Exercise objective: Go through the material that comes after this and count the lines containing "description"; report only the count.

-- Records for the exercise follows --

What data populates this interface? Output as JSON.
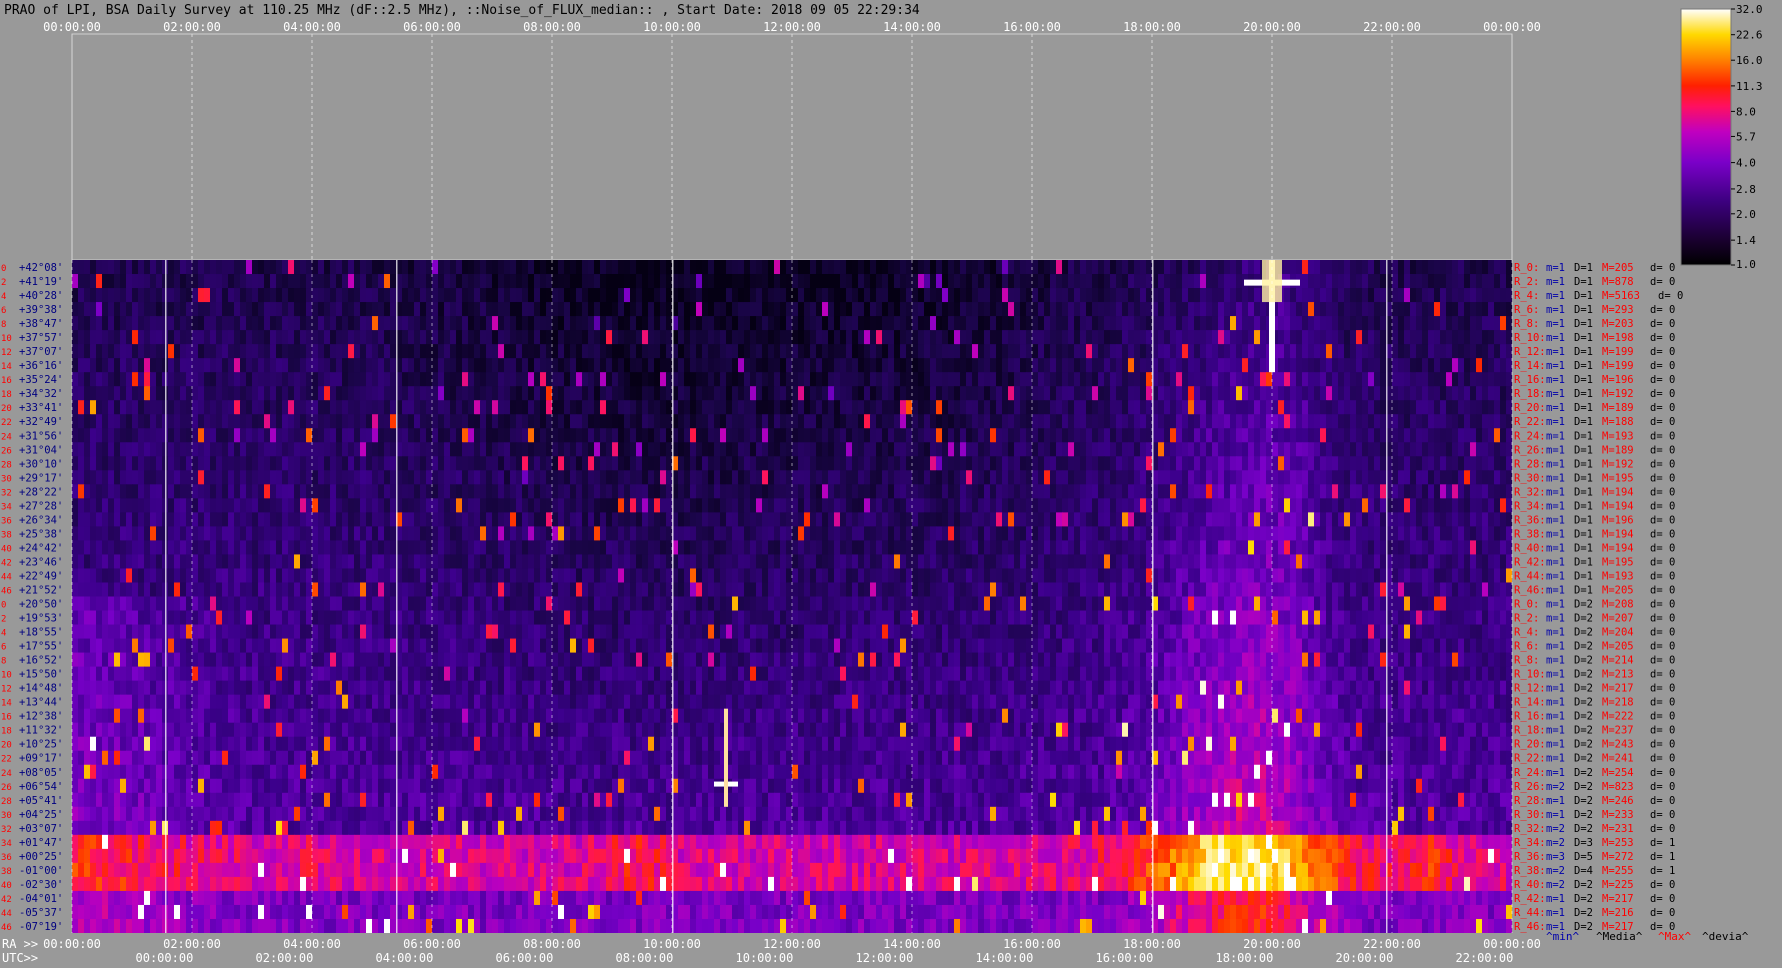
{
  "title": "PRAO of LPI, BSA Daily Survey at 110.25 MHz (dF::2.5 MHz), ::Noise_of_FLUX_median:: , Start Date: 2018 09 05 22:29:34",
  "chart_data": {
    "type": "heatmap",
    "title": "PRAO of LPI, BSA Daily Survey at 110.25 MHz (dF::2.5 MHz), ::Noise_of_FLUX_median:: , Start Date: 2018 09 05 22:29:34",
    "top_time_ticks": [
      "00:00:00",
      "02:00:00",
      "04:00:00",
      "06:00:00",
      "08:00:00",
      "10:00:00",
      "12:00:00",
      "14:00:00",
      "16:00:00",
      "18:00:00",
      "20:00:00",
      "22:00:00",
      "00:00:00"
    ],
    "bottom_ra_label": "RA >>",
    "bottom_ra_ticks": [
      "00:00:00",
      "02:00:00",
      "04:00:00",
      "06:00:00",
      "08:00:00",
      "10:00:00",
      "12:00:00",
      "14:00:00",
      "16:00:00",
      "18:00:00",
      "20:00:00",
      "22:00:00",
      "00:00:00"
    ],
    "bottom_utc_label": "UTC>>",
    "bottom_utc_ticks": [
      "00:00:00",
      "02:00:00",
      "04:00:00",
      "06:00:00",
      "08:00:00",
      "10:00:00",
      "12:00:00",
      "14:00:00",
      "16:00:00",
      "18:00:00",
      "20:00:00",
      "22:00:00"
    ],
    "declinations": [
      "+42°08'",
      "+41°19'",
      "+40°28'",
      "+39°38'",
      "+38°47'",
      "+37°57'",
      "+37°07'",
      "+36°16'",
      "+35°24'",
      "+34°32'",
      "+33°41'",
      "+32°49'",
      "+31°56'",
      "+31°04'",
      "+30°10'",
      "+29°17'",
      "+28°22'",
      "+27°28'",
      "+26°34'",
      "+25°38'",
      "+24°42'",
      "+23°46'",
      "+22°49'",
      "+21°52'",
      "+20°50'",
      "+19°53'",
      "+18°55'",
      "+17°55'",
      "+16°52'",
      "+15°50'",
      "+14°48'",
      "+13°44'",
      "+12°38'",
      "+11°32'",
      "+10°25'",
      "+09°17'",
      "+08°05'",
      "+06°54'",
      "+05°41'",
      "+04°25'",
      "+03°07'",
      "+01°47'",
      "+00°25'",
      "-01°00'",
      "-02°30'",
      "-04°01'",
      "-05°37'",
      "-07°19'"
    ],
    "beam_numbers": [
      "0",
      "2",
      "4",
      "6",
      "8",
      "10",
      "12",
      "14",
      "16",
      "18",
      "20",
      "22",
      "24",
      "26",
      "28",
      "30",
      "32",
      "34",
      "36",
      "38",
      "40",
      "42",
      "44",
      "46",
      "0",
      "2",
      "4",
      "6",
      "8",
      "10",
      "12",
      "14",
      "16",
      "18",
      "20",
      "22",
      "24",
      "26",
      "28",
      "30",
      "32",
      "34",
      "36",
      "38",
      "40",
      "42",
      "44",
      "46"
    ],
    "row_stats": [
      {
        "r": "R_0:",
        "m": "m=1",
        "d": "D=1",
        "M": "M=205",
        "dev": "d= 0"
      },
      {
        "r": "R_2:",
        "m": "m=1",
        "d": "D=1",
        "M": "M=878",
        "dev": "d= 0"
      },
      {
        "r": "R_4:",
        "m": "m=1",
        "d": "D=1",
        "M": "M=5163",
        "dev": "d= 0"
      },
      {
        "r": "R_6:",
        "m": "m=1",
        "d": "D=1",
        "M": "M=293",
        "dev": "d= 0"
      },
      {
        "r": "R_8:",
        "m": "m=1",
        "d": "D=1",
        "M": "M=203",
        "dev": "d= 0"
      },
      {
        "r": "R_10:",
        "m": "m=1",
        "d": "D=1",
        "M": "M=198",
        "dev": "d= 0"
      },
      {
        "r": "R_12:",
        "m": "m=1",
        "d": "D=1",
        "M": "M=199",
        "dev": "d= 0"
      },
      {
        "r": "R_14:",
        "m": "m=1",
        "d": "D=1",
        "M": "M=199",
        "dev": "d= 0"
      },
      {
        "r": "R_16:",
        "m": "m=1",
        "d": "D=1",
        "M": "M=196",
        "dev": "d= 0"
      },
      {
        "r": "R_18:",
        "m": "m=1",
        "d": "D=1",
        "M": "M=192",
        "dev": "d= 0"
      },
      {
        "r": "R_20:",
        "m": "m=1",
        "d": "D=1",
        "M": "M=189",
        "dev": "d= 0"
      },
      {
        "r": "R_22:",
        "m": "m=1",
        "d": "D=1",
        "M": "M=188",
        "dev": "d= 0"
      },
      {
        "r": "R_24:",
        "m": "m=1",
        "d": "D=1",
        "M": "M=193",
        "dev": "d= 0"
      },
      {
        "r": "R_26:",
        "m": "m=1",
        "d": "D=1",
        "M": "M=189",
        "dev": "d= 0"
      },
      {
        "r": "R_28:",
        "m": "m=1",
        "d": "D=1",
        "M": "M=192",
        "dev": "d= 0"
      },
      {
        "r": "R_30:",
        "m": "m=1",
        "d": "D=1",
        "M": "M=195",
        "dev": "d= 0"
      },
      {
        "r": "R_32:",
        "m": "m=1",
        "d": "D=1",
        "M": "M=194",
        "dev": "d= 0"
      },
      {
        "r": "R_34:",
        "m": "m=1",
        "d": "D=1",
        "M": "M=194",
        "dev": "d= 0"
      },
      {
        "r": "R_36:",
        "m": "m=1",
        "d": "D=1",
        "M": "M=196",
        "dev": "d= 0"
      },
      {
        "r": "R_38:",
        "m": "m=1",
        "d": "D=1",
        "M": "M=194",
        "dev": "d= 0"
      },
      {
        "r": "R_40:",
        "m": "m=1",
        "d": "D=1",
        "M": "M=194",
        "dev": "d= 0"
      },
      {
        "r": "R_42:",
        "m": "m=1",
        "d": "D=1",
        "M": "M=195",
        "dev": "d= 0"
      },
      {
        "r": "R_44:",
        "m": "m=1",
        "d": "D=1",
        "M": "M=193",
        "dev": "d= 0"
      },
      {
        "r": "R_46:",
        "m": "m=1",
        "d": "D=1",
        "M": "M=205",
        "dev": "d= 0"
      },
      {
        "r": "R_0:",
        "m": "m=1",
        "d": "D=2",
        "M": "M=208",
        "dev": "d= 0"
      },
      {
        "r": "R_2:",
        "m": "m=1",
        "d": "D=2",
        "M": "M=207",
        "dev": "d= 0"
      },
      {
        "r": "R_4:",
        "m": "m=1",
        "d": "D=2",
        "M": "M=204",
        "dev": "d= 0"
      },
      {
        "r": "R_6:",
        "m": "m=1",
        "d": "D=2",
        "M": "M=205",
        "dev": "d= 0"
      },
      {
        "r": "R_8:",
        "m": "m=1",
        "d": "D=2",
        "M": "M=214",
        "dev": "d= 0"
      },
      {
        "r": "R_10:",
        "m": "m=1",
        "d": "D=2",
        "M": "M=213",
        "dev": "d= 0"
      },
      {
        "r": "R_12:",
        "m": "m=1",
        "d": "D=2",
        "M": "M=217",
        "dev": "d= 0"
      },
      {
        "r": "R_14:",
        "m": "m=1",
        "d": "D=2",
        "M": "M=218",
        "dev": "d= 0"
      },
      {
        "r": "R_16:",
        "m": "m=1",
        "d": "D=2",
        "M": "M=222",
        "dev": "d= 0"
      },
      {
        "r": "R_18:",
        "m": "m=1",
        "d": "D=2",
        "M": "M=237",
        "dev": "d= 0"
      },
      {
        "r": "R_20:",
        "m": "m=1",
        "d": "D=2",
        "M": "M=243",
        "dev": "d= 0"
      },
      {
        "r": "R_22:",
        "m": "m=1",
        "d": "D=2",
        "M": "M=241",
        "dev": "d= 0"
      },
      {
        "r": "R_24:",
        "m": "m=1",
        "d": "D=2",
        "M": "M=254",
        "dev": "d= 0"
      },
      {
        "r": "R_26:",
        "m": "m=2",
        "d": "D=2",
        "M": "M=823",
        "dev": "d= 0"
      },
      {
        "r": "R_28:",
        "m": "m=1",
        "d": "D=2",
        "M": "M=246",
        "dev": "d= 0"
      },
      {
        "r": "R_30:",
        "m": "m=1",
        "d": "D=2",
        "M": "M=233",
        "dev": "d= 0"
      },
      {
        "r": "R_32:",
        "m": "m=2",
        "d": "D=2",
        "M": "M=231",
        "dev": "d= 0"
      },
      {
        "r": "R_34:",
        "m": "m=2",
        "d": "D=3",
        "M": "M=253",
        "dev": "d= 1"
      },
      {
        "r": "R_36:",
        "m": "m=3",
        "d": "D=5",
        "M": "M=272",
        "dev": "d= 1"
      },
      {
        "r": "R_38:",
        "m": "m=2",
        "d": "D=4",
        "M": "M=255",
        "dev": "d= 1"
      },
      {
        "r": "R_40:",
        "m": "m=2",
        "d": "D=2",
        "M": "M=225",
        "dev": "d= 0"
      },
      {
        "r": "R_42:",
        "m": "m=1",
        "d": "D=2",
        "M": "M=217",
        "dev": "d= 0"
      },
      {
        "r": "R_44:",
        "m": "m=1",
        "d": "D=2",
        "M": "M=216",
        "dev": "d= 0"
      },
      {
        "r": "R_46:",
        "m": "m=1",
        "d": "D=2",
        "M": "M=217",
        "dev": "d= 0"
      }
    ],
    "stat_legend": [
      "^min^",
      "^Media^",
      "^Max^",
      "^devia^"
    ],
    "colorbar_ticks": [
      "32.0",
      "22.6",
      "16.0",
      "11.3",
      "8.0",
      "5.7",
      "4.0",
      "2.8",
      "2.0",
      "1.4",
      "1.0"
    ],
    "colorbar_scale": "log",
    "colorbar_range": [
      1.0,
      32.0
    ],
    "features": [
      {
        "ra_hours": 20.0,
        "dec": "+42°08' to +34°32'",
        "description": "strong vertical source streak"
      },
      {
        "ra_hours": 10.9,
        "dec": "+06°54'",
        "description": "bright point source"
      },
      {
        "ra_hours": 19.0,
        "dec": "+20°50' to -07°19'",
        "description": "bright diffuse emission band"
      },
      {
        "dec": "+01°47' to -01°00'",
        "description": "horizontal interference band across all hours"
      }
    ]
  },
  "colors": {
    "background": "#999999",
    "title_text": "#000000",
    "dec_text": "#000080",
    "beam_text": "#ff0000",
    "stat_r": "#ff0000",
    "stat_m": "#0000aa",
    "stat_d": "#000000",
    "stat_M": "#ff0000",
    "stat_dev": "#000000",
    "utc_text": "#ffffff",
    "time_text": "#ffffff"
  }
}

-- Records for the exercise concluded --

Completed task: 4